2 yards of 1 1/2″ wide ribbon

8 safety pins

Assortment of colorful twigs, holly, and small pine boughs

1. Cut ribbon in half to make two equal lengths.

2. Attach the end of each ribbon to each mitten using
four saftey pins equally spaced.

mitten background

3. Tie the ribbons together with a knot and a loose about 12″ from the top of of the mittens.

4. Hang the mittens on a door by looping the knot over a wreath hanger. Insert the branches as desired.

Cathy Monrad is the graphic designer for the Upstate Gardeners’ Journal.


Cathy’s Crafty Corner: Autumn Votives

by janem on September 2, 2014

By Cathy Monrad


These votives bring fall colors and textures indoors and the project is an easy one that kids will love to help create.


Assortment of colorful leaves with stems removed

Waxed paper

Collage and decoupage medium like Mod PodgeÔ

Small bunch of dry twigs (the straighter the better)

Hot glue sticks

Ribbon or twine

Glass votives

Fall scented candles like apple, pumpkin, or spice


Heavy books

Small paintbrush

Utility knife

Hot glue gun

[click to continue…]


By Cathy Monrad

Vertical gardens are a great way save space while adding height variation to a bed. With this project, you can also utilize extra containers you may have on hand.

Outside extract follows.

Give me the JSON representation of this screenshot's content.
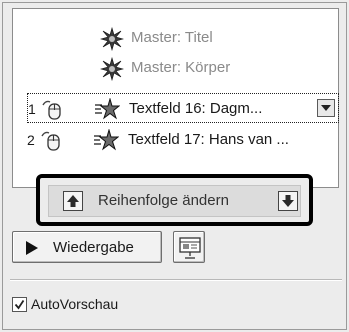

There are numerous ways to personalize this concept to match your style. Try painting the pots different colors, adding house numbers to the containers, placing a bowl  atop the final pot to act as a birdbath, or swapping out flowers with herbs if your planter is near the kitchen.


5 standard terra cotta pots in the following sizes:
14″, 12″, 10″, 8″, and 6″

A 2-cubic-foot bag of potting soil

One 48” sturdy garden stake (bamboo or plastic coated)

Soil Moist granules (optional)

Annual plants


1.Determine where to place the planter and insert the garden stake at 12-14 inches into the ground for stability.

2.Thread the 14″ pot on the stake and fill with moistened potting soil to just about 3 inches below the rim. Water in to settle the soil.

3.Thread the 12″ pot on the stake, angling it as much or as little as you wish. You may have to pat down the soil, or add more under the pot to achieve the desired angle.

4.Fill the 12″ pot with soil.

5.Repeat steps 3 & 4 with the remaining pots, alternating each pot’s angle until all the pots are threaded and filled with soil.

6.If the garden stake sticks up more than an inch above the final pot, you can trim it off using a saw or tin snips, depending on the type of garden stake you are using.

7.Plant as desired.


Cathy Monrad is the graphic designer for the Upstate Gardeners’ Journal.


May '14 craftBy Cathy Monrad

This hanging herb garden is a salute to my three favorite activities: gardening, building and cooking. I found many variations of this concept when Googling “indoor herb garden.” And I had a hard time picking a style: shabby chic, rustic, and modern all appealed to me. I decided on transitional.


Wood piece (an old plank or cabinet door)

Wide mouth glass canning jars

Plumbing clamps

Sturdy picture hangers

Small nails or screws

Large screws

Heavy duty staples

Wall anchors (optional)

Variety of herbs




Ruler or measuring tape

Staple gun (optional)


1.Prepare your board if necessary. I chose to strip, sand, and stain an old cabinet door.

2.Affix picture hangers to the back of the board, at least 1 inch from the top. The planter will be heavy when finished, so plan to utilize studs or wall anchors to hang. If your picture hangers do not fasten with screws, toenail or angle the nails to attach the hangers. [Toenail: to fasten (a piece of wood) by driving a nail obliquely through it.—Ed.]

3.Loosely add a clamp on each jar. Lay the board on a flat surface and place the jars in the layout you desire. Measure and record the distances from the board’s top and side edges to the center of each clamp. Remove the jars and carefully mark the board with your measurements.

4.Take the jars out of the clamps. Attach each clamp to the board in the marked locations with staples. Toenail a small nail in each clamp to ensure the staples do not loosen due to the weight of the jar.

5.Plant your herbs in the jars.

6.Hang the board on the wall. Place each jar in a clamp and tighten the screw.

7. Enjoy your hanging herb garden!

Cathy Monrad is the graphic designer for the Upstate Gardeners’ Journal.